The failed (Egyptian) obelisk.

Apart from the many giant monolithic obelisks that survive in Egypt and elsewhere, there is one obelisk that is famous for its failure. The Unfinished Obelisk at Aswan would have been the largest ever erected at 42m, but it never left the quarry. This photo-essay looks at some of my images of the Unfinished Obelisk and briefly considers its significant for Egyptian archaeology.

unfin_obelisk_bottomup_enhanced

The unfinished obelisk from the bottom, showing cracks from its ‘failure’ and subsequent attempts to carve it up.

At some time during its extraction from the Aswan granite, a large crack developed running lengthwise up the obelisk. The obelisk was abandoned, either because the stone was felt to be fatally flawed, or because the crack was too large for the masons to carve an obelisk of sufficient size to fulfill their commission.

unfin_obelisk_crop_enhanced

The unfinished obelisk in the Aswan granite quarries.

Attempts were made to carve up the defunct obelisk to produce smaller granite items (leaving smaller, straight cracks across the obelisk at various points), but these were aborted, leaving the Unfinished Obelisk tethered to the granite.

Still bound to the living rock, the Unfinished Obelisk is a valuable source of information concerning stone quarrying and obelisk extraction. The trenches around the sides of the obelisk clearly show the use of pounders to separate the obelisk from the bedrock and these are even more visible around other partially excavated granite objects in the quarries.

granite_working_hannah

A partially excavated colossal granite statue blank, showing the grooves left by stone pounders (left) and the author sitting in the overhang where the object would have been separated from the bedrock.

It was originally thought that these trenches were cut purely by endless pounding of the bedrock, using hard stones and sand to slowly wear away the granite (Engelbach 1923), but recent research and experimental archaeology demonstrate that fire was used to weaken the granite before pounding, making it possible to extract obelisks more quickly and with fewer workmen.

The new and continuing research into stone quarrying demonstrates how valuable unfinished stone artefacts are. In its failure as an obelisk, the unfinished obelisk has found a different kind of fame amongst archaeologists and tourists, and is arguably more useful than its perfectly finished brothers and sisters. Its quarry is now a tourist attraction, with an open air museum, and it forms part of a network of important ancient stone quarries recorded around Aswan and recently studied by the Quarryscapes Project.

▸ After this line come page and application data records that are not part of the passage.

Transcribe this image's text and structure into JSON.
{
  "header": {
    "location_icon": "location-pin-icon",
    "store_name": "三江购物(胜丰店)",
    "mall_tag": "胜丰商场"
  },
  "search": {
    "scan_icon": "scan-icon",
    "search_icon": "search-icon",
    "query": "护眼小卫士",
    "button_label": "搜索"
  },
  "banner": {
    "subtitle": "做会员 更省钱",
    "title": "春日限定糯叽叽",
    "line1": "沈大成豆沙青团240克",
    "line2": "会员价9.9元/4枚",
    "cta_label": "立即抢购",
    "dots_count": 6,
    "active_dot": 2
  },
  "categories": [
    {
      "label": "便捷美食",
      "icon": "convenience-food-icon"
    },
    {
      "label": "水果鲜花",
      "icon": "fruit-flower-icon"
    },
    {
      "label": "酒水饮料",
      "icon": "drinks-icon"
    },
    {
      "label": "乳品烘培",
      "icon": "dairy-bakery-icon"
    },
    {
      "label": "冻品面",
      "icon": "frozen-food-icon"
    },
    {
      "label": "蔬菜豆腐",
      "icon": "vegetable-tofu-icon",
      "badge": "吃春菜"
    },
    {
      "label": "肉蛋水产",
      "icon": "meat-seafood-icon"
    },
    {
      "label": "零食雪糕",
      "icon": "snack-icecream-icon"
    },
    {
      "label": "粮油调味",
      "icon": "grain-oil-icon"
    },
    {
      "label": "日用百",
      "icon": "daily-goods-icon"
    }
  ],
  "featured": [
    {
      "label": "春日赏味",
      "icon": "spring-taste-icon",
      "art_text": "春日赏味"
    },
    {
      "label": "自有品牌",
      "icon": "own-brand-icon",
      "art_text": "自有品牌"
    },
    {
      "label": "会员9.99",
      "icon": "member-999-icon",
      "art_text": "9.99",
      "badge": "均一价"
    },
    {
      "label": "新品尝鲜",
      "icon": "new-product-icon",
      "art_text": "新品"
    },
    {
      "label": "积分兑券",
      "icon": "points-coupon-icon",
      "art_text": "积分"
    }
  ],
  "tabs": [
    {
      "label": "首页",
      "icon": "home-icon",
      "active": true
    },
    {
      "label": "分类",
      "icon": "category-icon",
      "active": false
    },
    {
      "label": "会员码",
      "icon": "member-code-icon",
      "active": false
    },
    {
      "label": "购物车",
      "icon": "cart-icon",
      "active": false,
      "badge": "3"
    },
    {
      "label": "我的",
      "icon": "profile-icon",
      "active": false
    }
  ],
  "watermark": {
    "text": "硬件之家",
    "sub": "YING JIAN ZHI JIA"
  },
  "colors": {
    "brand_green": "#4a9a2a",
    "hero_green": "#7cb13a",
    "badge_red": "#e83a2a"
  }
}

References

Engelbach, R. 1923. The problem of the obelisks, from a study of the unfinished obelisk at Aswan. T. F Unwin Ltd, London.

Habachi, L. 1977. The Obelisks of Egypt. New York: Charles Scribner.

Per Storemyr’s blog contains several posts of relevance to stone quarrying and obelisks and links to a recent article detailing evidence for the use of fire in hard stone quarrying.

For a general introduction to stone artefacts and stone quarrying in Egypt see also Aston B. G. Harrell, J. A and Shaw, I. 2000. Stone. In P. T Nicholson and I. Shaw (eds.) Ancient Egyptian Materials and Technology. Cambridge University Press.

Advertisements

About hannahpethen

Having completed my PhD in archaeology at the University of Liverpool, I am now a freelance archaeologists working with landscape and topographic survey and satellite imagery. I specialise in GIS, GPS, desk-based assessment and landscape projects and have a particular interest in Egyptian archaeology.
Image | This entry was posted in Egyptian Quarries and tagged , , , . Bookmark the permalink.

Leave a Reply

Fill in your details below or click an icon to log in:

WordPress.com Logo

You are commenting using your WordPress.com account. Log Out / Change )

Twitter picture

You are commenting using your Twitter account. Log Out / Change )

Facebook photo

You are commenting using your Facebook account. Log Out / Change )

Google+ photo

You are commenting using your Google+ account. Log Out / Change )

Connecting to %s